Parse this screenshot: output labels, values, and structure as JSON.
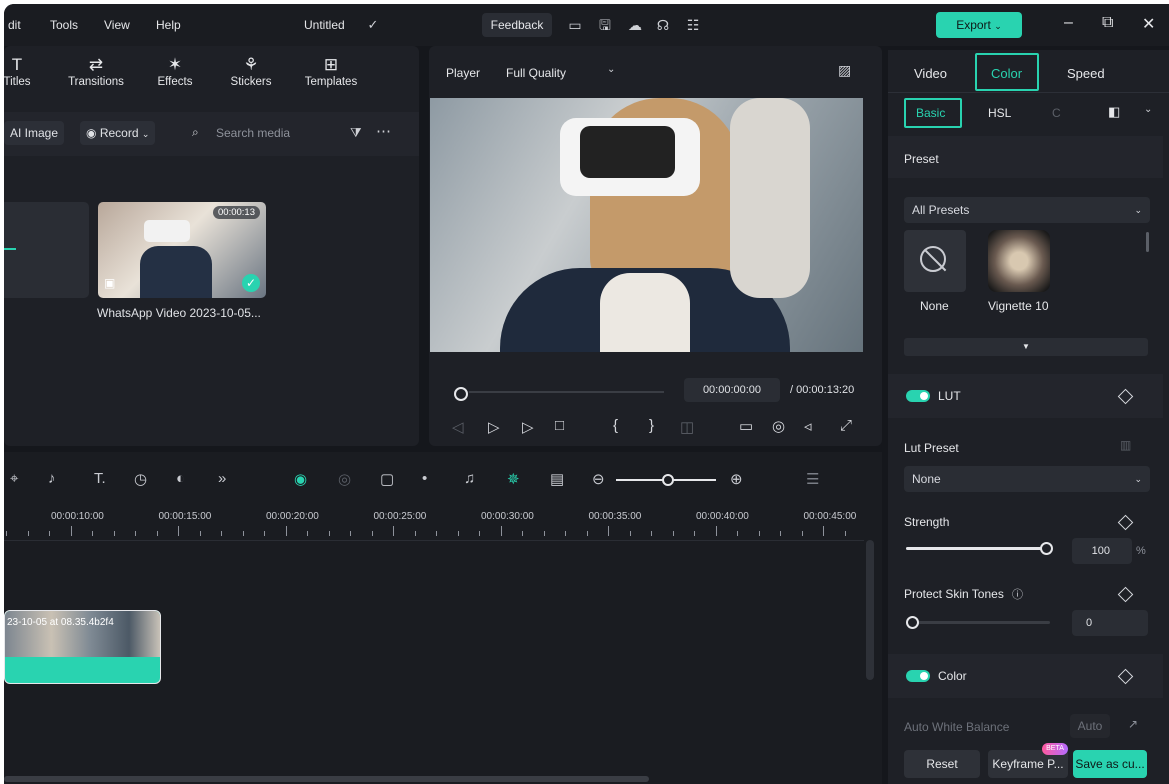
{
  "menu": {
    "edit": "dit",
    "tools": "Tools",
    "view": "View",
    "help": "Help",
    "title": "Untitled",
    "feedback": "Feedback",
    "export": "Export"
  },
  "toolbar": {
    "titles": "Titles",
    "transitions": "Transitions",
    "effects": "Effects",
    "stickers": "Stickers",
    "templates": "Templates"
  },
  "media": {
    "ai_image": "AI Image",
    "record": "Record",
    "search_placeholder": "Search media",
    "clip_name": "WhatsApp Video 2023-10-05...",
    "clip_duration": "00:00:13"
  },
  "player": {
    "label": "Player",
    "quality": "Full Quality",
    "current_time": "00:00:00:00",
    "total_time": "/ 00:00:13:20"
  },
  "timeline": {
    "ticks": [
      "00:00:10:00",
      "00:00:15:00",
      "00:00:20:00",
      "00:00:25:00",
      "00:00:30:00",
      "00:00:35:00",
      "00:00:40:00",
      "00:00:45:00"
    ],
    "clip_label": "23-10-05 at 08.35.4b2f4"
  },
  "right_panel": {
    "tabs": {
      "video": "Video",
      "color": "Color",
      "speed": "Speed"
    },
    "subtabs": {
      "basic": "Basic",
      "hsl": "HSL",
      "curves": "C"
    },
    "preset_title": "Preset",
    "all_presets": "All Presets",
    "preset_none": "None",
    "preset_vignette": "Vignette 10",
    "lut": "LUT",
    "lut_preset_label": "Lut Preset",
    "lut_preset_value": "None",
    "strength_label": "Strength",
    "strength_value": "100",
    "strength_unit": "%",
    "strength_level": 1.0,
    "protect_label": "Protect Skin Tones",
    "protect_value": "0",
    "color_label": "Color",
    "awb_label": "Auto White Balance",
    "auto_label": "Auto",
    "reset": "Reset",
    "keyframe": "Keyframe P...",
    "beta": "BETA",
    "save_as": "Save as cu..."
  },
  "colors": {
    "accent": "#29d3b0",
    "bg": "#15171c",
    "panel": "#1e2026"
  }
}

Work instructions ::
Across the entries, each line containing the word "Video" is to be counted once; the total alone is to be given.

Response to this exercise ::
2